The press affected not just the book but also print production. And now we have browsers able to produce print-ready PDF and the technology arriving to output PDF from the browser that directly corresponds with what you see in the browser window, we are entering the new phase of print (and book) production – networked in-browser design. We are not talking here of emulated template-like design but the 1:1 design process you experience with software like Scribus and InDesign.

The evolution of CSS

There are several JavaScript libraries that deal with this, as I have mentioned in earlier posts (here and here), and the evolution of CSS is really opening this field up. Of particular interest is what Adobe is doing behind the scenes with CSS Regions. These regions are part of the W3C specification for CSS and the browser adopting this specific feature the fastest is the Open Source browser engine Webkit, which is used by Chrome and Safari (not to mention Chromium and other browsers).

CSS Regions allow text to flow from one page element to another. That means you can flow text from one box to another box, which is what is leveraged in the book.js technology I wrote about here. This feature was included in Webkit by the Romanian development team working for Adobe. It appears that Adobe has seen the writing on the wall for desktop publishing although they might not be singing that song too loudly considering most of their business comes out of that market. Their primary (public facing) reason for including CSS Regions and other features in Webkit is to support their new product Adobe Edge. Adobe Edge uses, according to the website, Webkit as a ‘design surface’.

A moment of respect please for the Adobe team for contributing these features to Webkit. Also don’t forget in that moment to also reflect quietly on Konquerer (specifically KHTML), the ‘little open source project’ borne out of the Linux Desktop KDE which grew into Webkit. It’s an astonishing success story for Open Source and possibly in the medium term a more significant contribution to our world than Open Source kernels (I’m sure that statement will get a few bites).

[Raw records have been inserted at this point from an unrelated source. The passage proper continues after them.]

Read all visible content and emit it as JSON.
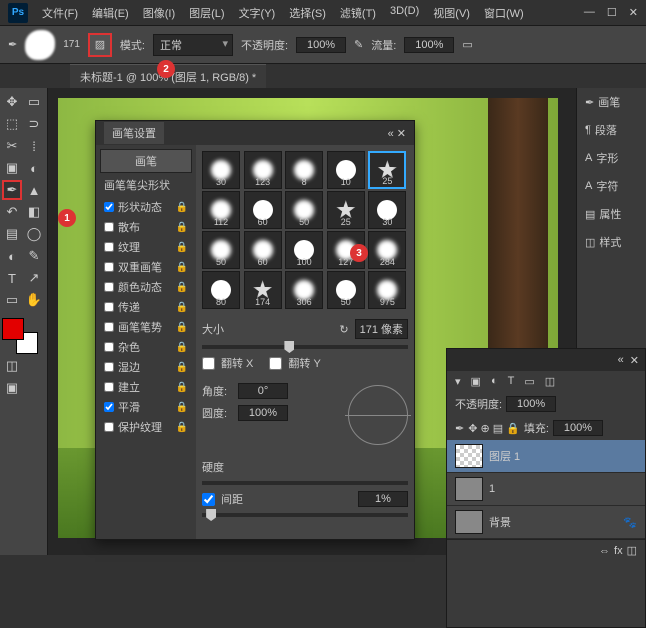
{
  "app": {
    "logo": "Ps"
  },
  "menu": [
    "文件(F)",
    "编辑(E)",
    "图像(I)",
    "图层(L)",
    "文字(Y)",
    "选择(S)",
    "滤镜(T)",
    "3D(D)",
    "视图(V)",
    "窗口(W)"
  ],
  "toolbar": {
    "brush_size": "171",
    "mode_label": "模式:",
    "mode_value": "正常",
    "opacity_label": "不透明度:",
    "opacity_value": "100%",
    "flow_label": "流量:",
    "flow_value": "100%"
  },
  "doc_tab": "未标题-1 @ 100% (图层 1, RGB/8) *",
  "brush_panel": {
    "title": "画笔设置",
    "brush_btn": "画笔",
    "tip_shape": "画笔笔尖形状",
    "options": [
      {
        "label": "形状动态",
        "checked": true
      },
      {
        "label": "散布",
        "checked": false
      },
      {
        "label": "纹理",
        "checked": false
      },
      {
        "label": "双重画笔",
        "checked": false
      },
      {
        "label": "颜色动态",
        "checked": false
      },
      {
        "label": "传递",
        "checked": false
      },
      {
        "label": "画笔笔势",
        "checked": false
      },
      {
        "label": "杂色",
        "checked": false
      },
      {
        "label": "湿边",
        "checked": false
      },
      {
        "label": "建立",
        "checked": false
      },
      {
        "label": "平滑",
        "checked": true
      },
      {
        "label": "保护纹理",
        "checked": false
      }
    ],
    "brushes": [
      30,
      123,
      8,
      10,
      25,
      112,
      60,
      50,
      25,
      30,
      50,
      60,
      100,
      127,
      284,
      80,
      174,
      306,
      50,
      975
    ],
    "selected_brush_index": 4,
    "size_label": "大小",
    "size_value": "171 像素",
    "flipx": "翻转 X",
    "flipy": "翻转 Y",
    "angle_label": "角度:",
    "angle_value": "0°",
    "round_label": "圆度:",
    "round_value": "100%",
    "hardness_label": "硬度",
    "spacing_label": "间距",
    "spacing_value": "1%"
  },
  "right_panel": [
    "画笔",
    "段落",
    "字形",
    "字符",
    "属性",
    "样式"
  ],
  "layers": {
    "opacity_label": "不透明度:",
    "opacity_value": "100%",
    "lock_label": "锁定:",
    "fill_label": "填充:",
    "fill_value": "100%",
    "items": [
      {
        "name": "图层 1"
      },
      {
        "name": "1"
      },
      {
        "name": "背景"
      }
    ]
  },
  "annotations": {
    "a1": "1",
    "a2": "2",
    "a3": "3"
  }
}
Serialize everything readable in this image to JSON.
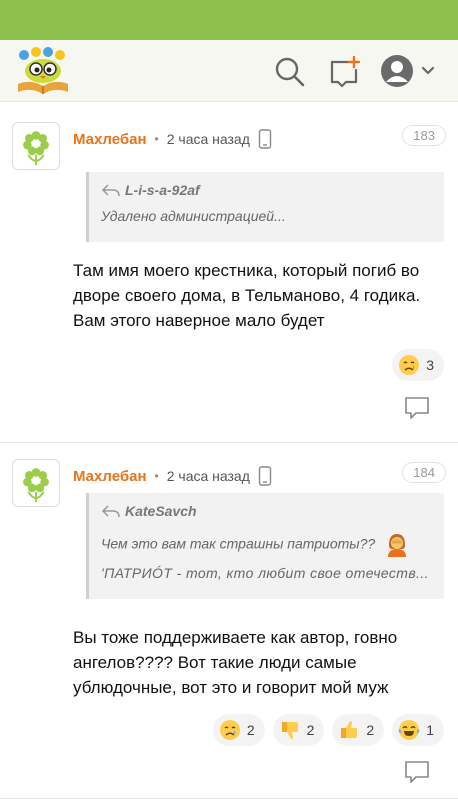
{
  "colors": {
    "status_bar": "#8fbf4c",
    "author": "#e8731a",
    "accent_icon": "#e8731a"
  },
  "header": {
    "logo": "owl-book-logo",
    "icons": [
      "search-icon",
      "new-post-icon",
      "user-avatar-icon",
      "chevron-down-icon"
    ]
  },
  "comments": [
    {
      "author": "Махлебан",
      "time": "2 часа назад",
      "number": "183",
      "quote_author": "L-i-s-a-92af",
      "quote_text": "Удалено администрацией...",
      "body": "Там имя моего крестника, который погиб во дворе своего дома, в Тельманово, 4 годика. Вам этого наверное мало будет",
      "reactions": [
        {
          "icon": "crying-face-emoji",
          "count": "3"
        }
      ]
    },
    {
      "author": "Махлебан",
      "time": "2 часа назад",
      "number": "184",
      "quote_author": "KateSavch",
      "quote_text": "Чем это вам так страшны патриоты??",
      "quote_text2": "'ПАТРИÓТ - тот, кто любит свое отечеств...",
      "body": "Вы тоже поддерживаете как автор, говно ангелов???? Вот такие люди самые ублюдочные, вот это и говорит мой муж",
      "reactions": [
        {
          "icon": "crying-face-emoji",
          "count": "2"
        },
        {
          "icon": "thumbs-down-emoji",
          "count": "2"
        },
        {
          "icon": "thumbs-up-emoji",
          "count": "2"
        },
        {
          "icon": "tears-of-joy-emoji",
          "count": "1"
        }
      ]
    }
  ]
}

”HTML-based design surface” is about as close to a carefully constructed non-market-cannibalising euphemism as I would care to imagine. Adobe Edge is in-browser design in action produced by one of the world’s leading print technology providers but the role of the browser in this technology is not the biggest noise being made at its release. Edge is ‘all about’ adaptive design but in reality it’s about the new role of the browser as a ‘target agnostic’ (paper, device, webpage, whatever – it’s all the same) typesetting engine.

A consortium, not an individual company

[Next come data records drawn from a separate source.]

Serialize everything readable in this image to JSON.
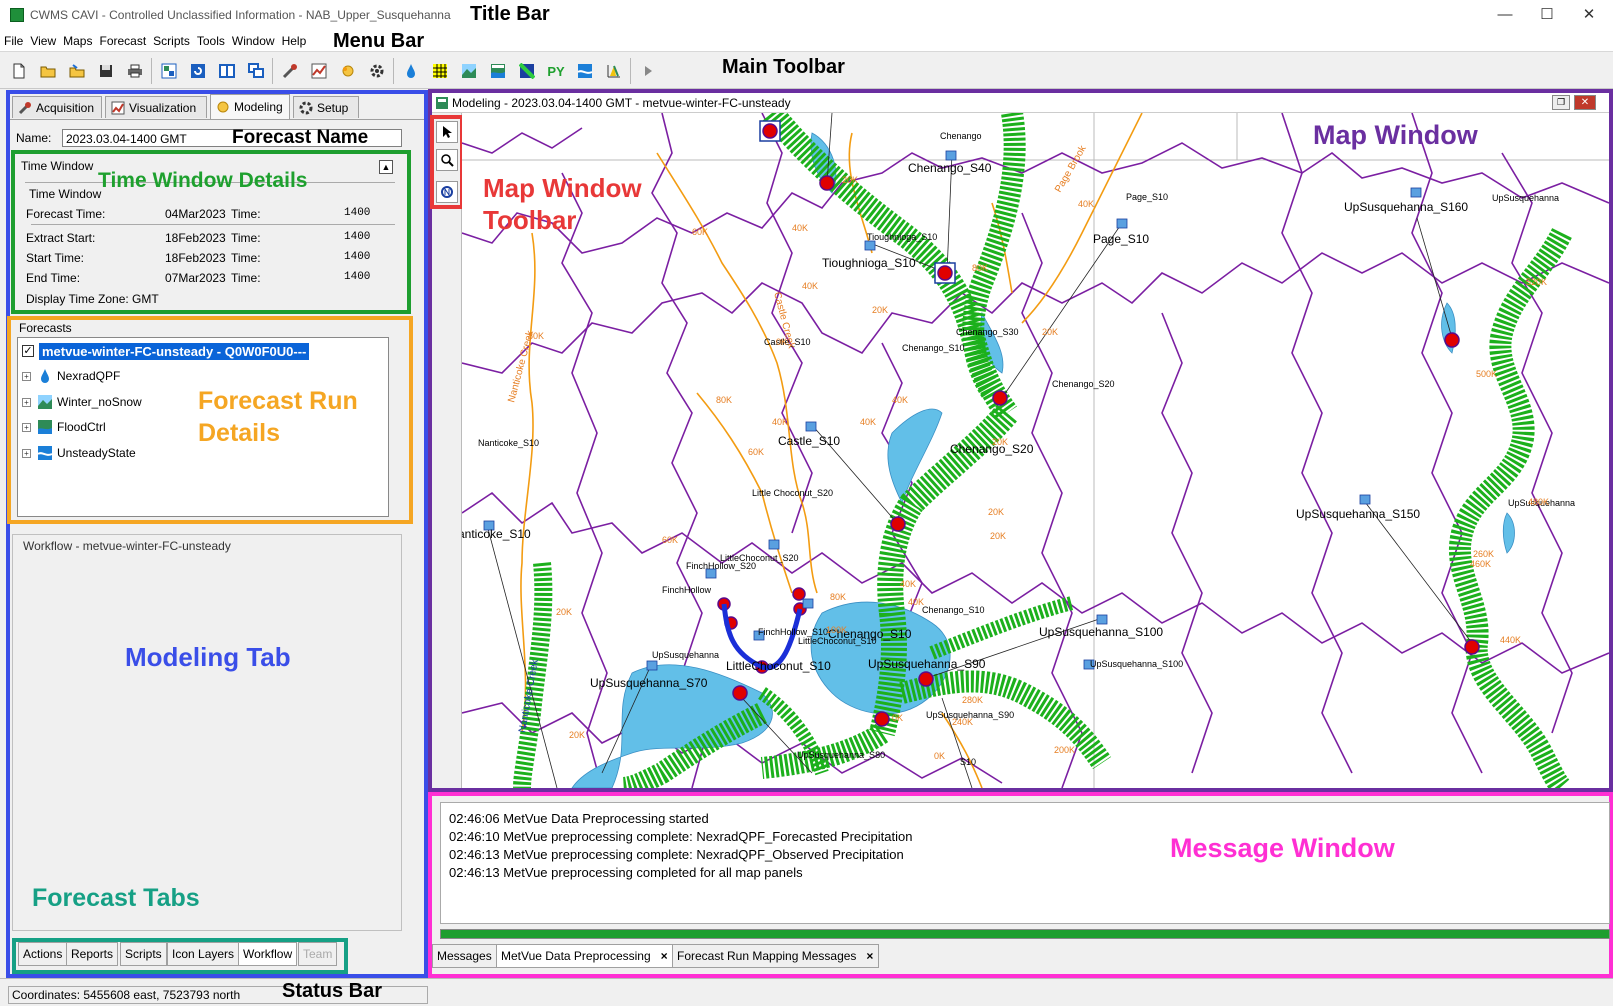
{
  "window": {
    "title": "CWMS CAVI - Controlled Unclassified Information - NAB_Upper_Susquehanna",
    "minimize_glyph": "—",
    "maximize_glyph": "☐",
    "close_glyph": "✕"
  },
  "menu": [
    "File",
    "View",
    "Maps",
    "Forecast",
    "Scripts",
    "Tools",
    "Window",
    "Help"
  ],
  "toolbar_icons": [
    "new-file-icon",
    "open-folder-icon",
    "open-watershed-icon",
    "save-icon",
    "print-icon",
    "split-view-icon",
    "refresh-icon",
    "tile-windows-icon",
    "cascade-windows-icon",
    "acquisition-tool-icon",
    "visualization-tool-icon",
    "modeling-tool-icon",
    "setup-tool-icon",
    "precip-drop-icon",
    "grid-icon",
    "landscape-icon",
    "flood-map-icon",
    "inundation-icon",
    "python-icon",
    "water-model-icon",
    "chart-icon",
    "play-icon"
  ],
  "annotations": {
    "title_bar": "Title Bar",
    "menu_bar": "Menu Bar",
    "main_toolbar": "Main Toolbar",
    "forecast_name": "Forecast Name",
    "time_window_details": "Time Window Details",
    "forecast_run_details_1": "Forecast Run",
    "forecast_run_details_2": "Details",
    "modeling_tab": "Modeling Tab",
    "forecast_tabs": "Forecast Tabs",
    "status_bar": "Status Bar",
    "map_window": "Map Window",
    "map_window_toolbar_1": "Map Window",
    "map_window_toolbar_2": "Toolbar",
    "message_window": "Message Window"
  },
  "colors": {
    "modeling_border": "#3a4ee8",
    "time_window_border": "#1e9e2f",
    "forecast_border": "#f5a623",
    "forecast_tabs_border": "#16a085",
    "map_border": "#6a2fa0",
    "map_toolbar_border": "#e83838",
    "message_border": "#ff2fd3",
    "river": "#1cb01c",
    "stream": "#f39c12",
    "basin_boundary": "#7b1fa2",
    "lake": "#62bfe8",
    "gauge": "#e00000",
    "selection": "#0a64d8"
  },
  "top_tabs": [
    {
      "label": "Acquisition",
      "icon": "acquisition-tool-icon"
    },
    {
      "label": "Visualization",
      "icon": "visualization-tool-icon"
    },
    {
      "label": "Modeling",
      "icon": "modeling-tool-icon",
      "selected": true
    },
    {
      "label": "Setup",
      "icon": "setup-tool-icon"
    }
  ],
  "forecast": {
    "name_label": "Name:",
    "name_value": "2023.03.04-1400 GMT"
  },
  "time_window": {
    "outer_title": "Time Window",
    "inner_title": "Time Window",
    "time_label": "Time:",
    "rows": [
      {
        "label": "Forecast Time:",
        "date": "04Mar2023",
        "time": "1400"
      },
      {
        "label": "Extract Start:",
        "date": "18Feb2023",
        "time": "1400"
      },
      {
        "label": "Start Time:",
        "date": "18Feb2023",
        "time": "1400"
      },
      {
        "label": "End Time:",
        "date": "07Mar2023",
        "time": "1400"
      }
    ],
    "display_tz_label": "Display Time Zone:",
    "display_tz_value": "GMT"
  },
  "forecasts": {
    "title": "Forecasts",
    "root": "metvue-winter-FC-unsteady - Q0W0F0U0---",
    "children": [
      {
        "label": "NexradQPF",
        "icon": "precip-drop-icon"
      },
      {
        "label": "Winter_noSnow",
        "icon": "landscape-icon"
      },
      {
        "label": "FloodCtrl",
        "icon": "flood-map-icon"
      },
      {
        "label": "UnsteadyState",
        "icon": "water-model-icon"
      }
    ]
  },
  "workflow": {
    "title": "Workflow - metvue-winter-FC-unsteady"
  },
  "bottom_tabs": [
    "Actions",
    "Reports",
    "Scripts",
    "Icon Layers",
    "Workflow",
    "Team"
  ],
  "map": {
    "title": "Modeling - 2023.03.04-1400 GMT - metvue-winter-FC-unsteady",
    "labels": [
      {
        "text": "Chenango",
        "small": true
      },
      {
        "text": "Chenango_S40"
      },
      {
        "text": "Page_S10",
        "small": true
      },
      {
        "text": "Page_S10"
      },
      {
        "text": "UpSusquehanna",
        "small": true
      },
      {
        "text": "UpSusquehanna_S160"
      },
      {
        "text": "Tioughnioga_S10",
        "small": true
      },
      {
        "text": "Tioughnioga_S10"
      },
      {
        "text": "Castle_S10",
        "small": true
      },
      {
        "text": "Chenango_S30",
        "small": true
      },
      {
        "text": "Chenango_S10",
        "small": true
      },
      {
        "text": "Chenango_S20",
        "small": true
      },
      {
        "text": "Castle_S10"
      },
      {
        "text": "Chenango_S20"
      },
      {
        "text": "Nanticoke_S10",
        "small": true
      },
      {
        "text": "Little Choconut_S20",
        "small": true
      },
      {
        "text": "UpSusquehanna_S150"
      },
      {
        "text": "UpSusquehanna",
        "small": true
      },
      {
        "text": "anticoke_S10"
      },
      {
        "text": "FinchHollow",
        "small": true
      },
      {
        "text": "LittleChoconut_S20",
        "small": true
      },
      {
        "text": "FinchHollow_S20",
        "small": true
      },
      {
        "text": "Chenango_S10",
        "small": true
      },
      {
        "text": "UpSusquehanna_S100"
      },
      {
        "text": "FinchHollow_S10",
        "small": true
      },
      {
        "text": "LittleChoconut_S10",
        "small": true
      },
      {
        "text": "Chenango_S10"
      },
      {
        "text": "UpSusquehanna",
        "small": true
      },
      {
        "text": "UpSusquehanna_S100",
        "small": true
      },
      {
        "text": "UpSusquehanna_S70"
      },
      {
        "text": "LittleChoconut_S10"
      },
      {
        "text": "UpSusquehanna_S90"
      },
      {
        "text": "UpSusquehanna_S80",
        "small": true
      },
      {
        "text": "UpSusquehanna_S90",
        "small": true
      },
      {
        "text": "S10",
        "small": true
      }
    ],
    "stream_labels": [
      "Castle Creek",
      "Page Brook",
      "Nanticoke Creek",
      "Nanticoke Creek"
    ],
    "mile_labels": [
      "20K",
      "40K",
      "60K",
      "80K",
      "20K",
      "40K",
      "80K",
      "20K",
      "40K",
      "0K",
      "40K",
      "80K",
      "40K",
      "60K",
      "20K",
      "40K",
      "20K",
      "40K",
      "80K",
      "100K",
      "60K",
      "0K",
      "20K",
      "40K",
      "0K",
      "200K",
      "240K",
      "280K",
      "260K",
      "520K",
      "500K",
      "480K",
      "460K",
      "440K",
      "20K",
      "20K"
    ]
  },
  "messages": {
    "lines": [
      "02:46:06 MetVue Data Preprocessing started",
      "02:46:10 MetVue preprocessing complete: NexradQPF_Forecasted Precipitation",
      "02:46:13 MetVue preprocessing complete: NexradQPF_Observed Precipitation",
      "02:46:13 MetVue preprocessing completed for all map panels"
    ],
    "progress": 100,
    "tabs": [
      {
        "label": "Messages"
      },
      {
        "label": "MetVue Data Preprocessing",
        "close": "×"
      },
      {
        "label": "Forecast Run Mapping Messages",
        "close": "×"
      }
    ]
  },
  "status": {
    "coordinates": "Coordinates: 5455608 east, 7523793 north"
  }
}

However, we should not rely on Adobe for these advances. It is about time a real consortium focused on Open Source and Open Standards started paying for these developments as they are critical to the print and publishing industries and for anyone else wanting to design for devices and/or paper. That’s pretty much everyone.

Gutenberg died relatively poor because someone else took his idea and cornered the market. Imagine if he put all the design documents out there for the printing press and said ‘go to it.’ Knowing what you know now, would you get involved and help build the printing press? If the answer is no, I deeply respect your honesty. But that’s where we are now with CSS standards like regions, exclusions, and the page-generated content module. The blueprints are there for the new typesetting engine, right there out in the open. The print and publishing industries should take that opportunity and make their next future.

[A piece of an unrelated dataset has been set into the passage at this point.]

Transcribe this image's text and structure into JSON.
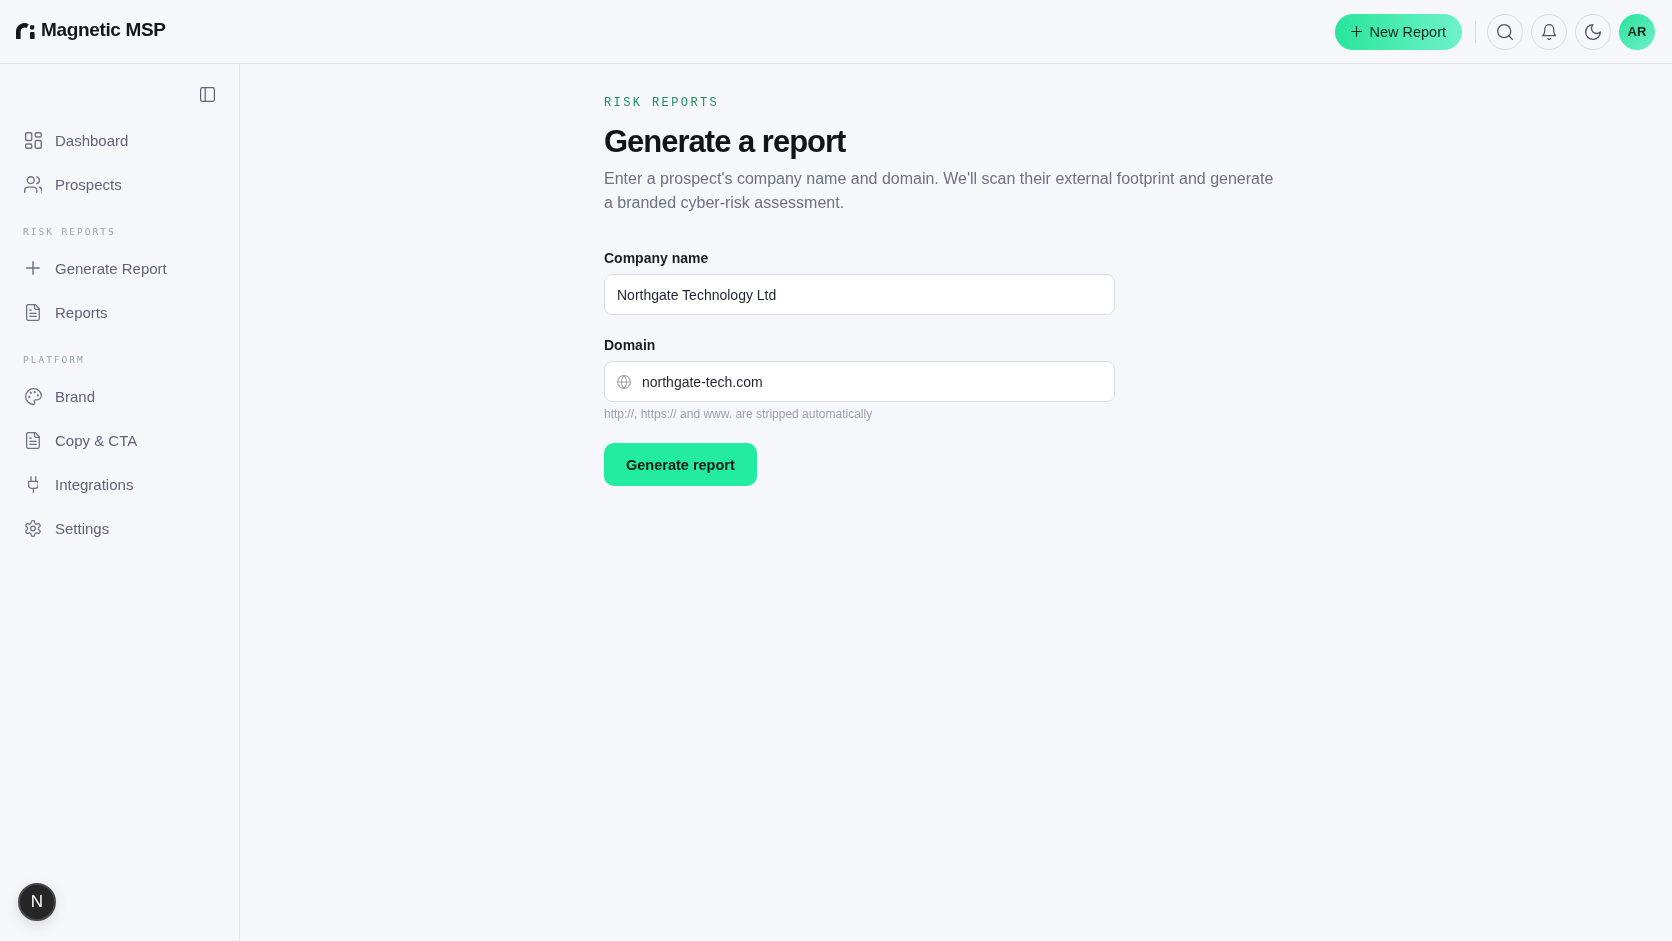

Originally posted on Nov 6, 2012 on O’Reillys Tools of Change site: http://toc.oreilly.com/2012/11/gutenberg-regions.html